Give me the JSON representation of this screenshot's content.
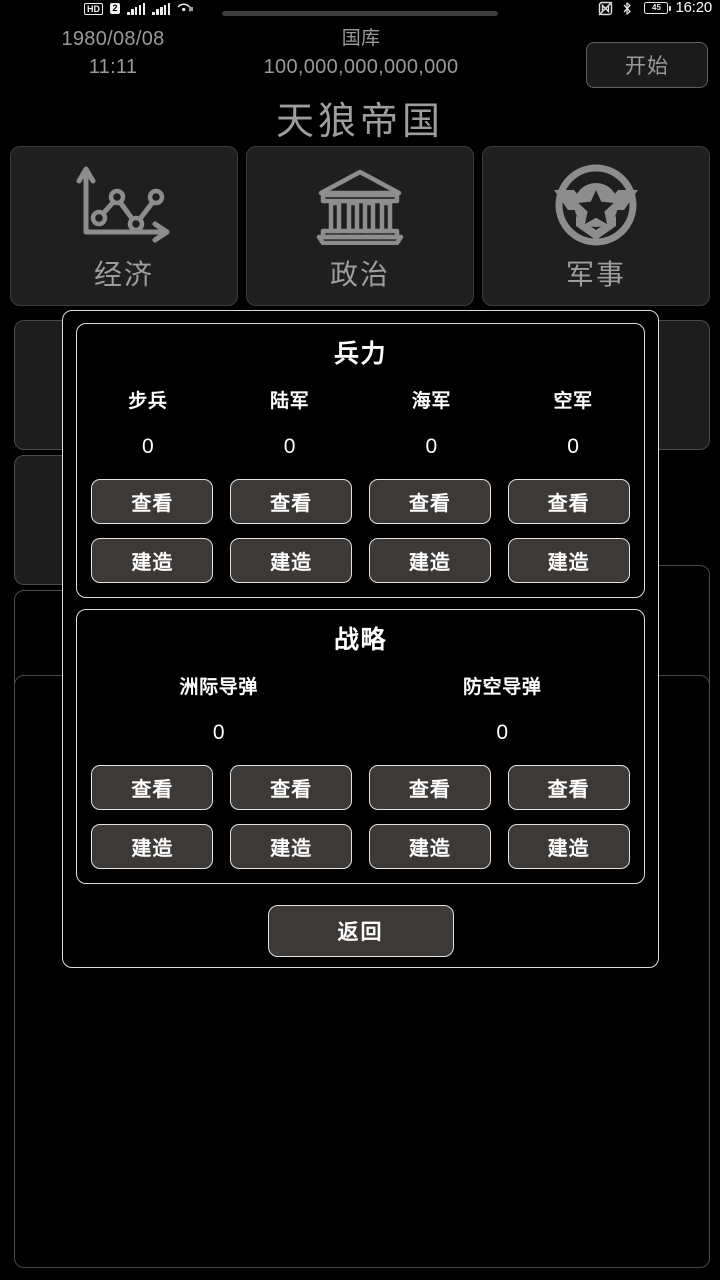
{
  "status_bar": {
    "hd_badge": "HD",
    "sim_badge": "2",
    "time": "16:20",
    "battery_level": "45",
    "icons": [
      "hd-badge-icon",
      "sim2-badge-icon",
      "signal-bars-icon",
      "signal-bars-icon",
      "wifi-icon",
      "nfc-off-icon",
      "bluetooth-icon",
      "battery-icon"
    ]
  },
  "header": {
    "date": "1980/08/08",
    "time": "11:11",
    "treasury_label": "国库",
    "treasury_value": "100,000,000,000,000",
    "start_button": "开始"
  },
  "empire": {
    "title": "天狼帝国"
  },
  "categories": [
    {
      "label": "经济",
      "icon": "line-chart-icon"
    },
    {
      "label": "政治",
      "icon": "bank-building-icon"
    },
    {
      "label": "军事",
      "icon": "military-badge-icon"
    }
  ],
  "background": {
    "year_fragment": "1980"
  },
  "modal": {
    "sections": [
      {
        "title": "兵力",
        "units": [
          {
            "name": "步兵",
            "value": "0"
          },
          {
            "name": "陆军",
            "value": "0"
          },
          {
            "name": "海军",
            "value": "0"
          },
          {
            "name": "空军",
            "value": "0"
          }
        ],
        "view_buttons": [
          "查看",
          "查看",
          "查看",
          "查看"
        ],
        "build_buttons": [
          "建造",
          "建造",
          "建造",
          "建造"
        ]
      },
      {
        "title": "战略",
        "units": [
          {
            "name": "洲际导弹",
            "value": "0"
          },
          {
            "name": "防空导弹",
            "value": "0"
          }
        ],
        "view_buttons": [
          "查看",
          "查看",
          "查看",
          "查看"
        ],
        "build_buttons": [
          "建造",
          "建造",
          "建造",
          "建造"
        ]
      }
    ],
    "back_button": "返回"
  },
  "colors": {
    "background": "#000000",
    "panel_fill": "#1f1f1f",
    "panel_border": "#3b3b3b",
    "modal_border": "#dcdcdc",
    "button_fill": "#3c3937",
    "button_border": "#e2e2e2",
    "dim_text": "#9a9a9a",
    "bright_text": "#ffffff"
  }
}
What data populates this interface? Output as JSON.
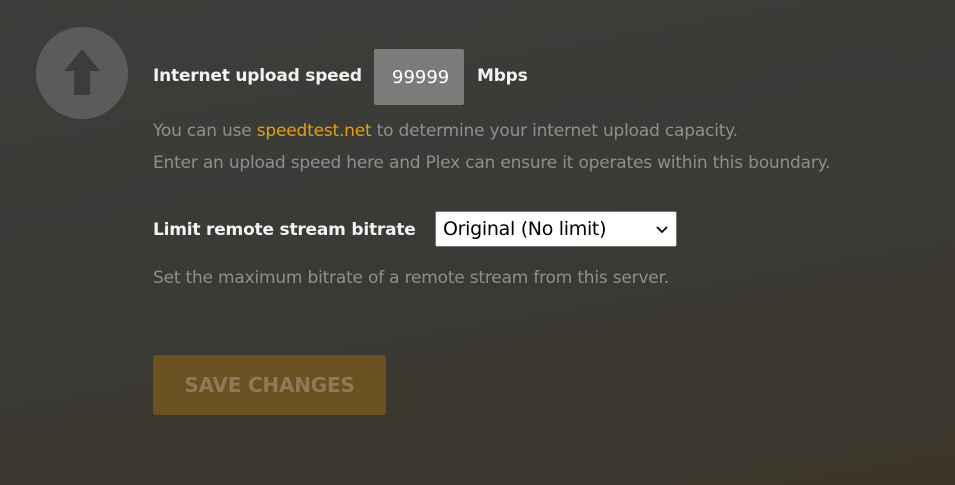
{
  "upload": {
    "icon": "arrow-up-icon",
    "label": "Internet upload speed",
    "value": "99999",
    "unit": "Mbps",
    "help_prefix": "You can use ",
    "help_link": "speedtest.net",
    "help_suffix": " to determine your internet upload capacity.",
    "help_line2": "Enter an upload speed here and Plex can ensure it operates within this boundary."
  },
  "bitrate": {
    "label": "Limit remote stream bitrate",
    "selected": "Original (No limit)",
    "help": "Set the maximum bitrate of a remote stream from this server."
  },
  "actions": {
    "save_label": "SAVE CHANGES"
  },
  "colors": {
    "accent": "#e5a00d",
    "save_button_bg": "#6b5022",
    "help_text": "#8f8f8d"
  }
}
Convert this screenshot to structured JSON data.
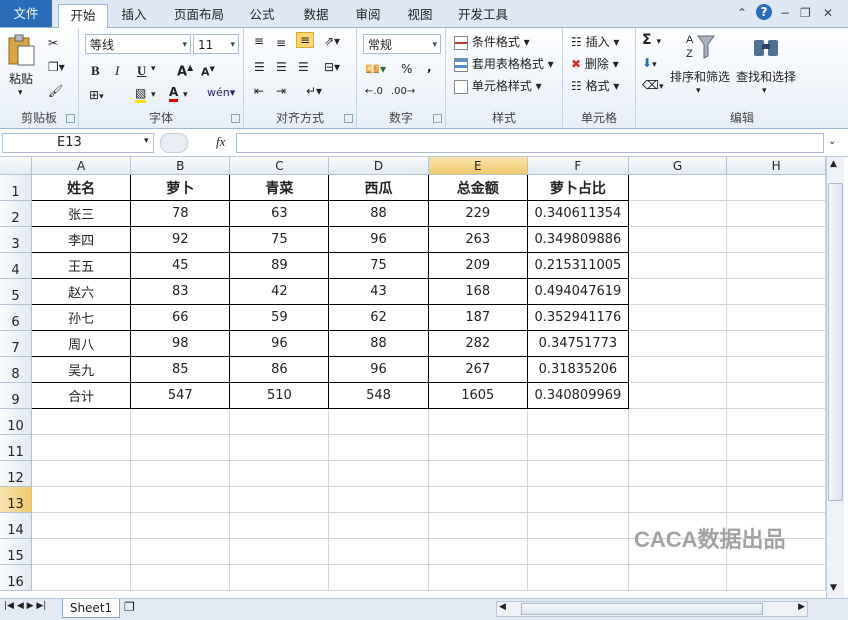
{
  "tabs": [
    "文件",
    "开始",
    "插入",
    "页面布局",
    "公式",
    "数据",
    "审阅",
    "视图",
    "开发工具"
  ],
  "ribbon": {
    "clipboard": {
      "paste": "粘贴",
      "label": "剪贴板"
    },
    "font": {
      "name": "等线",
      "size": "11",
      "bold": "B",
      "italic": "I",
      "underline": "U",
      "label": "字体"
    },
    "alignment": {
      "label": "对齐方式"
    },
    "number": {
      "format": "常规",
      "percent": "%",
      "comma": ",",
      "label": "数字"
    },
    "styles": {
      "conditional": "条件格式",
      "table": "套用表格格式",
      "cell": "单元格样式",
      "label": "样式"
    },
    "cells": {
      "insert": "插入",
      "delete": "删除",
      "format": "格式",
      "label": "单元格"
    },
    "editing": {
      "sort": "排序和筛选",
      "find": "查找和选择",
      "label": "编辑"
    }
  },
  "formula_bar": {
    "name_box": "E13",
    "fx": "fx",
    "value": ""
  },
  "columns": [
    "A",
    "B",
    "C",
    "D",
    "E",
    "F",
    "G",
    "H"
  ],
  "row_numbers": [
    "1",
    "2",
    "3",
    "4",
    "5",
    "6",
    "7",
    "8",
    "9",
    "10",
    "11",
    "12",
    "13",
    "14",
    "15",
    "16"
  ],
  "table": {
    "header": [
      "姓名",
      "萝卜",
      "青菜",
      "西瓜",
      "总金额",
      "萝卜占比"
    ],
    "rows": [
      [
        "张三",
        "78",
        "63",
        "88",
        "229",
        "0.340611354"
      ],
      [
        "李四",
        "92",
        "75",
        "96",
        "263",
        "0.349809886"
      ],
      [
        "王五",
        "45",
        "89",
        "75",
        "209",
        "0.215311005"
      ],
      [
        "赵六",
        "83",
        "42",
        "43",
        "168",
        "0.494047619"
      ],
      [
        "孙七",
        "66",
        "59",
        "62",
        "187",
        "0.352941176"
      ],
      [
        "周八",
        "98",
        "96",
        "88",
        "282",
        "0.34751773"
      ],
      [
        "吴九",
        "85",
        "86",
        "96",
        "267",
        "0.31835206"
      ],
      [
        "合计",
        "547",
        "510",
        "548",
        "1605",
        "0.340809969"
      ]
    ]
  },
  "sheet_tab": "Sheet1",
  "watermark": "CACA数据出品"
}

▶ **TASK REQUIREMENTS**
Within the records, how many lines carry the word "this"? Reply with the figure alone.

▶ **RESPONSE AREA**
5